Over the past five years, we've all heard stories from the United States regarding the use of residential real estate as an ATM. That story didn't end well, did it? From what we're seeing in Canada, this could well be our future.
To put Canada’s current credit and housing situation into perspective, let's take a quick look at data from the Federal Reserve Bank of New York as published in their recently released Quarterly Report on Household Debt and Credit for the first quarter of 2012.
Here is a graph showing the rapid rise in total consumer credit from the first quarter of 2003 and the drop in outstanding credit from the middle of 2008 onward:
Notice the little purple wedge? That shows the growth in HELOCs or Home Equity Lines of Credit. That wedge is showing the use of residential real estate as a money-creating machine, a machine that gave the illusion of wealth to home owners. While the graph doesn't show it very well, the size of HELOC indebtedness has actually dropped by 14.3 percent from its peak in 2008 after a dramatic rise from 2003. Household mortgages (in orange) have also dropped by 11.9 percent from their peaks in 2008.
Here is an interesting if not slightly scary (but rather pretty) graph:
This graph shows the delinquency status for loans of all types with the most seriously delinquent loans in red-orange and the current or non-delinquent loans in dark green. Way back in the wonder years of 2003 to 2007, less than 5 percent of all loans were delinquent by 30 days or more. By the middle of 2009 and early 2010, that had more than doubled to nearly 11 percent.
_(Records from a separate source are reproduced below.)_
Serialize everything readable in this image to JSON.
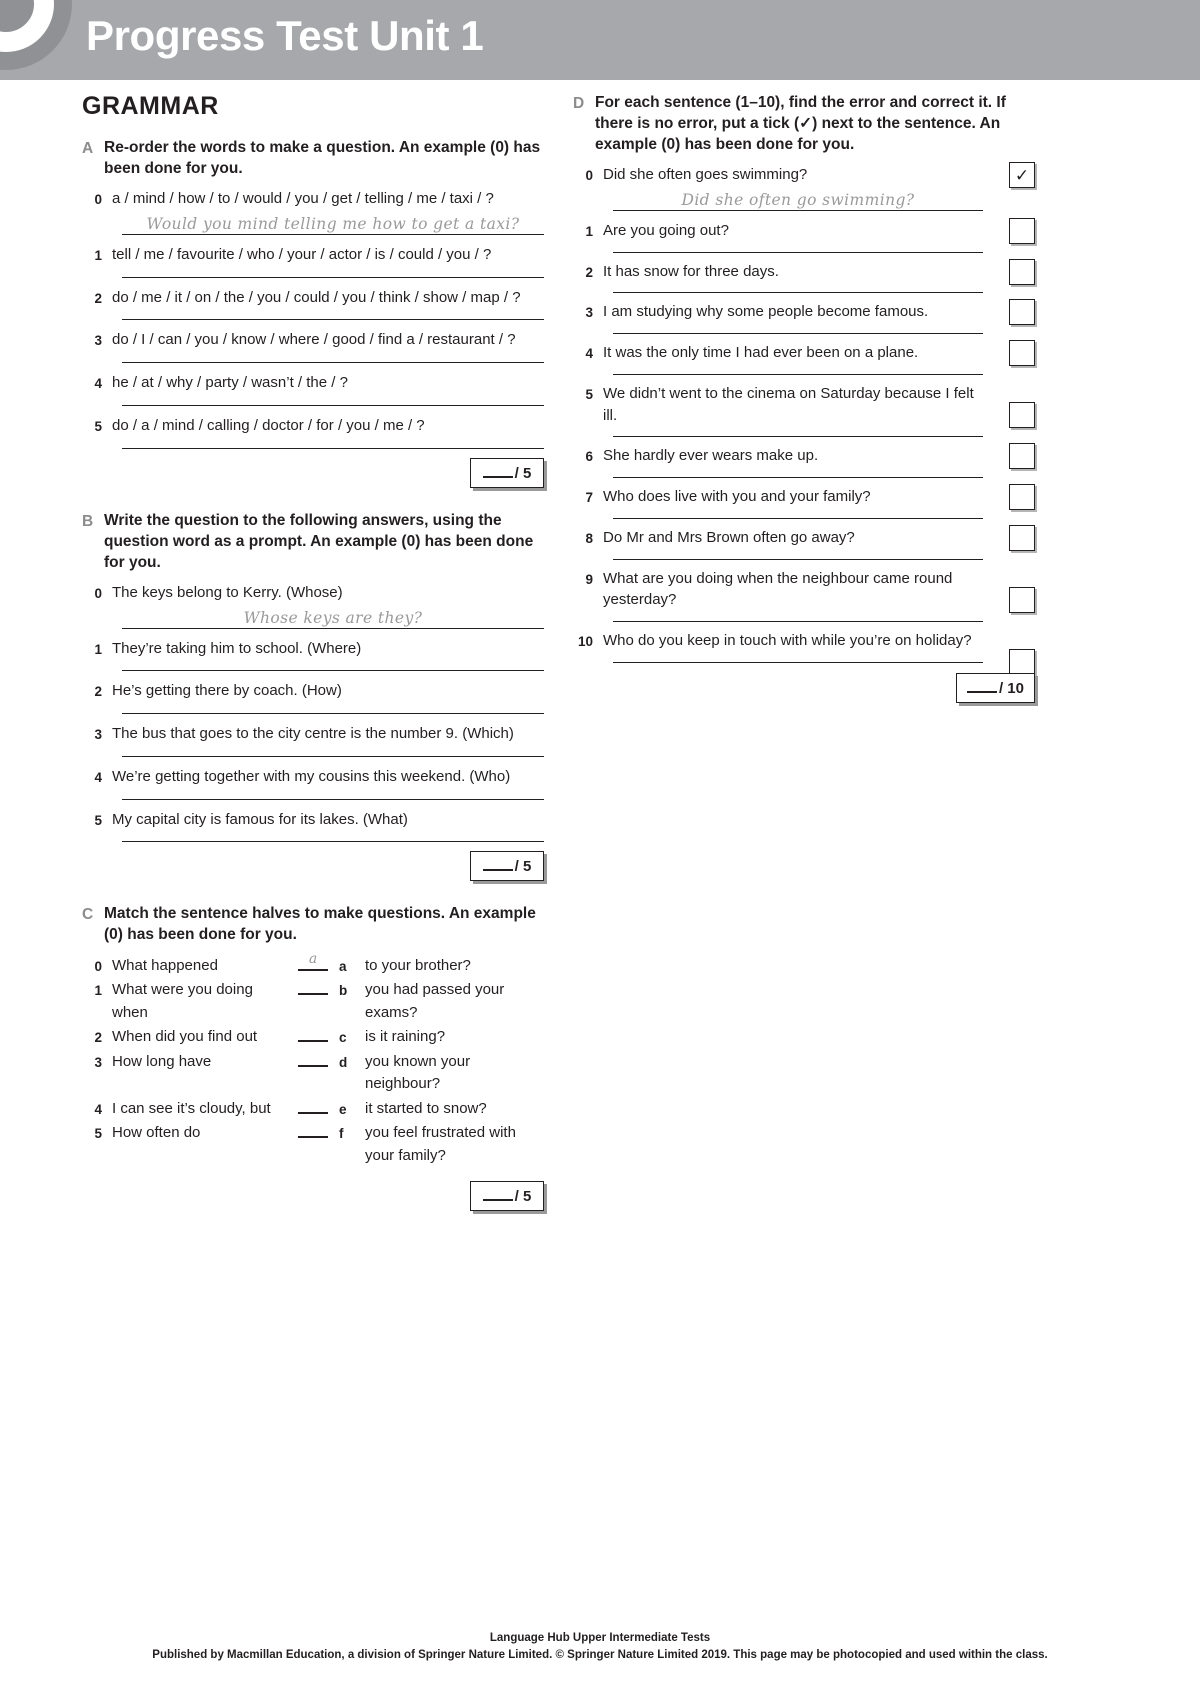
{
  "header": {
    "title": "Progress Test Unit 1",
    "band_color": "#a6a8ab"
  },
  "section_title": "GRAMMAR",
  "exercises": {
    "A": {
      "letter": "A",
      "instruction": "Re-order the words to make a question. An example (0) has been done for you.",
      "items": [
        {
          "num": "0",
          "text": "a / mind / how / to / would / you / get / telling / me / taxi / ?",
          "answer": "Would you mind telling me how to get a taxi?"
        },
        {
          "num": "1",
          "text": "tell / me / favourite / who / your / actor / is / could / you / ?",
          "answer": ""
        },
        {
          "num": "2",
          "text": "do / me / it / on / the / you / could / you / think / show / map / ?",
          "answer": ""
        },
        {
          "num": "3",
          "text": "do / I / can / you / know / where / good / find a / restaurant / ?",
          "answer": ""
        },
        {
          "num": "4",
          "text": "he / at / why / party / wasn’t / the / ?",
          "answer": ""
        },
        {
          "num": "5",
          "text": "do / a / mind / calling / doctor / for / you / me / ?",
          "answer": ""
        }
      ],
      "score_max": "/ 5"
    },
    "B": {
      "letter": "B",
      "instruction": "Write the question to the following answers, using the question word as a prompt. An example (0) has been done for you.",
      "items": [
        {
          "num": "0",
          "text": "The keys belong to Kerry. (Whose)",
          "answer": "Whose keys are they?"
        },
        {
          "num": "1",
          "text": "They’re taking him to school. (Where)",
          "answer": ""
        },
        {
          "num": "2",
          "text": "He’s getting there by coach. (How)",
          "answer": ""
        },
        {
          "num": "3",
          "text": "The bus that goes to the city centre is the number 9. (Which)",
          "answer": ""
        },
        {
          "num": "4",
          "text": "We’re getting together with my cousins this weekend. (Who)",
          "answer": ""
        },
        {
          "num": "5",
          "text": "My capital city is famous for its lakes. (What)",
          "answer": ""
        }
      ],
      "score_max": "/ 5"
    },
    "C": {
      "letter": "C",
      "instruction": "Match the sentence halves to make questions. An example (0) has been done for you.",
      "rows": [
        {
          "num": "0",
          "left": "What happened",
          "answer": "a",
          "letter": "a",
          "right": "to your brother?"
        },
        {
          "num": "1",
          "left": "What were you doing when",
          "answer": "",
          "letter": "b",
          "right": "you had passed your exams?"
        },
        {
          "num": "2",
          "left": "When did you find out",
          "answer": "",
          "letter": "c",
          "right": "is it raining?"
        },
        {
          "num": "3",
          "left": "How long have",
          "answer": "",
          "letter": "d",
          "right": "you known your neighbour?"
        },
        {
          "num": "4",
          "left": "I can see it’s cloudy, but",
          "answer": "",
          "letter": "e",
          "right": "it started to snow?"
        },
        {
          "num": "5",
          "left": "How often do",
          "answer": "",
          "letter": "f",
          "right": "you feel frustrated with your family?"
        }
      ],
      "score_max": "/ 5"
    },
    "D": {
      "letter": "D",
      "instruction": "For each sentence (1–10), find the error and correct it. If there is no error, put a tick (✓) next to the sentence. An example (0) has been done for you.",
      "items": [
        {
          "num": "0",
          "text": "Did she often goes swimming?",
          "answer": "Did she often go swimming?",
          "tick": "✓"
        },
        {
          "num": "1",
          "text": "Are you going out?",
          "answer": "",
          "tick": ""
        },
        {
          "num": "2",
          "text": "It has snow for three days.",
          "answer": "",
          "tick": ""
        },
        {
          "num": "3",
          "text": "I am studying why some people become famous.",
          "answer": "",
          "tick": ""
        },
        {
          "num": "4",
          "text": "It was the only time I had ever been on a plane.",
          "answer": "",
          "tick": ""
        },
        {
          "num": "5",
          "text": "We didn’t went to the cinema on Saturday because I felt ill.",
          "answer": "",
          "tick": ""
        },
        {
          "num": "6",
          "text": "She hardly ever wears make up.",
          "answer": "",
          "tick": ""
        },
        {
          "num": "7",
          "text": "Who does live with you and your family?",
          "answer": "",
          "tick": ""
        },
        {
          "num": "8",
          "text": "Do Mr and Mrs Brown often go away?",
          "answer": "",
          "tick": ""
        },
        {
          "num": "9",
          "text": "What are you doing when the neighbour came round yesterday?",
          "answer": "",
          "tick": ""
        },
        {
          "num": "10",
          "text": "Who do you keep in touch with while you’re on holiday?",
          "answer": "",
          "tick": ""
        }
      ],
      "score_max": "/ 10"
    }
  },
  "footer": {
    "line1": "Language Hub Upper Intermediate Tests",
    "line2": "Published by Macmillan Education, a division of Springer Nature Limited. © Springer Nature Limited 2019. This page may be photocopied and used within the class."
  }
}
Right now, 9.3 percent of outstanding debt is in some stage of delinquency totalling $1.06 trillion, down from 9.8 percent just three months earlier. More than $796 billion worth of loans are considered seriously delinquent; these are the loans that are at least 90 days late.
Here is a graph showing the percentage of loan types that are more than 90 days delinquent:
Notice the purple line? That line represents HELOCs. Up until the beginning of 2006, holders of HELOCs were basically non-delinquent. That is for one reason alone as shown on this graph:
That's right, it was the seeming never-ending rise in housing prices that kept HELOC borrowers current. As the value of housing rose, homeowners kept borrowing against the rising value of the properties that they were renting from their local bank. HELOC delinquencies quickly rose to just under 5 percent and show no sign of declining any time soon. In sharp contrast, despite the massive number of foreclosures in the United States, you'll notice that even the number of seriously delinquent mortgages has dropped from around 9 percent to around 7 percent.
Lastly, let's look at a graph that shows the number of new foreclosures and bankruptcies since Q1 2003:
You'll notice right away that the number of new foreclosures (in blue) rose very rapidly starting in mid-2006 and only began to drop at the end of 2010. Even now, the number of new foreclosures is well above normal inter-recessional levels. Welcome to Canada's future.
Now, let's look at Canada's credit situation shown in these two graphs:
Now that we've seen the corner that Canadian borrowers are backing themselves into, let's look at how one Canadian bank is handling the looming debt crisis in light of the fact that right now, 9.3 percent of loans in the United States are in some stage of delinquency. At the end of 2011, TD Bank had $73,601 million worth of residential mortgages and $97,512 million worth of consumer and personal credit. Of this, only $331 million of residential mortgages were considered "impaired", only 0.45 percent of the total outstanding. As well, only $361 million of the consumer and personal credit was considered impaired, only 0.37 percent of the total. What if TD Bank ended up in a situation where the real estate market collapsed as it did in the United States and consumers ended up well underwater? TD Bank has set aside $1,465 million as a provision for credit losses or 0.856 percent of all outstanding mortgage and consumer debt. That is a far cry from what would be required if the Canadian real estate market suffered a major price readjustment. Right now, the only thing saving the bacon of Canada's banking system is this prolonged period of low interest rates; when consumers find that their monthly payments take a sudden jump to unaffordability, the situation in Canada could mimic what has happened in the United States since 2006 and Canada’s banks could find themselves in possession of a pile of unoccupied residential property.
Canadians and Canada's banks should be learning a lesson from our neighbours to the south. American real estate consumers were lulled into a false sense of invulnerability. Such was not the case and unfortunately, millions of American households have paid the very painful price of over-borrowing. Next up to bat – Canada.